Today I’m en route to Vrindavan, India for Holi Festival.
If you haven’t heard of it, you’ve probably seen pictures. A Hindu celebration, the “festival of colours” signifies the triumph of good over evil, the end of winter, arrival of spring, gratitude for a bountiful harvest, forgiveness, and more.
The Big Squeeze:
Basically, it’s a bunch of people throwing paint at each other. And I’ve been commissioned to write a travel feature about it.
Which is why I’m going alone.
Work assignment aside, traveling with children is tough. I should know, having already done quite a bit of it.
My eight-year-old son London, for example, has already been to India. Twice. The first time was when Suzy and I brought him on a month-long overland adventure when he was four; the second was another month-long trip last year. In between those trips, the three of us backpacked through Vietnam, Laos and Cambodia.
Each place was amazing. Tiring, too. They’re all, at times, challenging countries to navigate. And some parents would never consider it. For them, an all-inclusive in Mexico might be the ticket. Or Disneyland. But I’m keen for my kids to see as much as the world as possible and determined to do so when we can. My philosophy is simple: if you have an opportunity to go somewhere, take it.
Occasionally, that means leaving the family - which now includes infant daughter Dylan.
Suzy’s okay with it. London and his mom, too.
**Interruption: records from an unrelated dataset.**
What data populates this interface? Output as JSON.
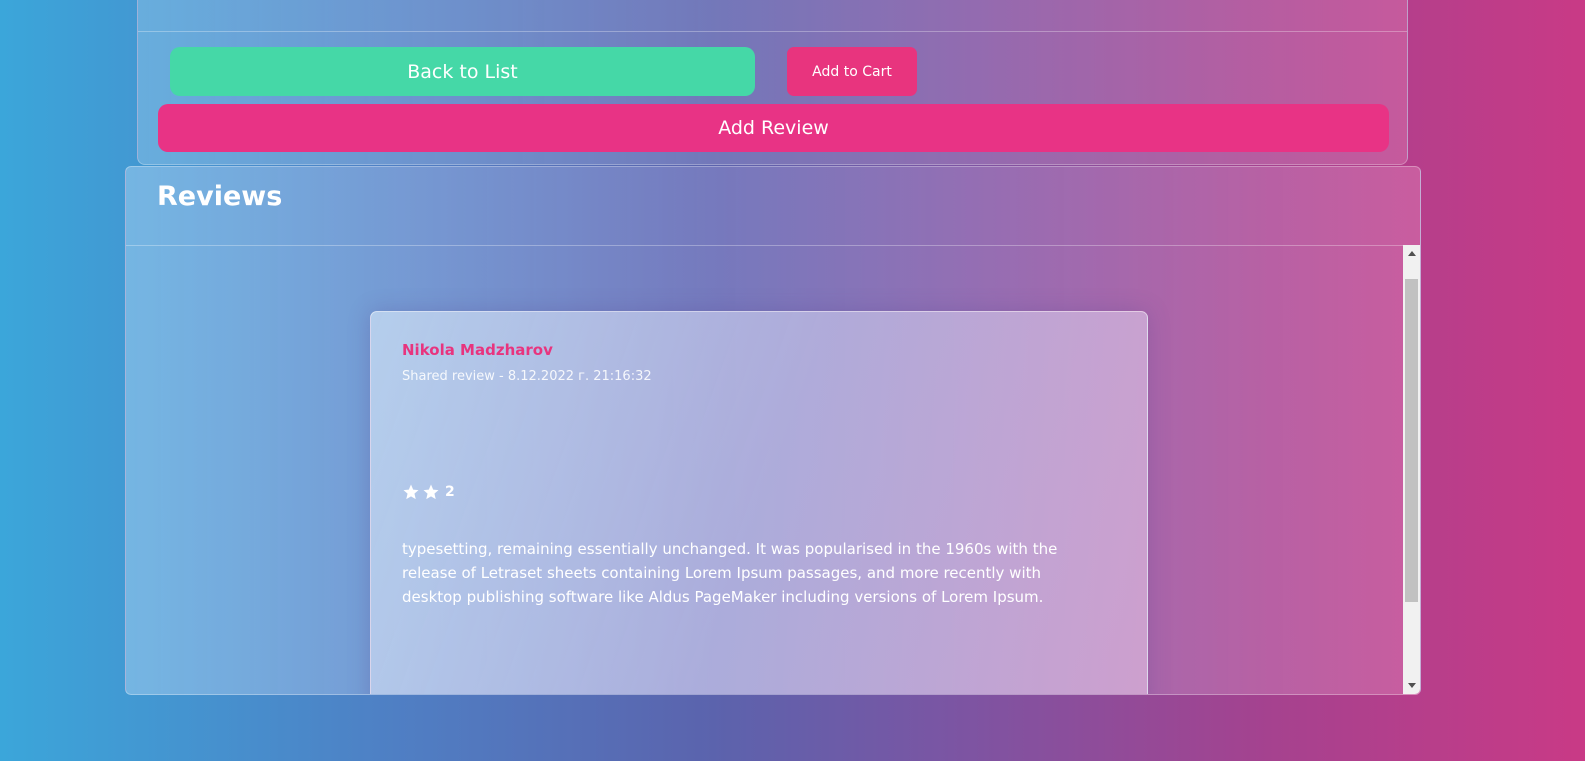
{
  "actions": {
    "back_label": "Back to List",
    "cart_label": "Add to Cart",
    "review_label": "Add Review"
  },
  "reviews": {
    "title": "Reviews",
    "items": [
      {
        "author": "Nikola Madzharov",
        "meta": "Shared review - 8.12.2022 г. 21:16:32",
        "stars": 2,
        "rating_label": "2",
        "text": "typesetting, remaining essentially unchanged. It was popularised in the 1960s with the release of Letraset sheets containing Lorem Ipsum passages, and more recently with desktop publishing software like Aldus PageMaker including versions of Lorem Ipsum."
      }
    ]
  },
  "colors": {
    "back_button": "#45d8a7",
    "accent_pink": "#e8347e",
    "text_white": "#ffffff"
  },
  "icons": {
    "star": "star-icon",
    "scroll_up": "scroll-up-arrow-icon",
    "scroll_down": "scroll-down-arrow-icon"
  }
}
And I’m grateful to them (and my parents) for picking up the parenting-slack during the 10-day absence.
But when the prospect of the trip was posted on Facebook (as one does) in January, my friend Susan surely summed up what some were thinking: “And with a wee new baby at home?! God bless Suzy!! I would have killed you for even thinking it!”
And yet, I live.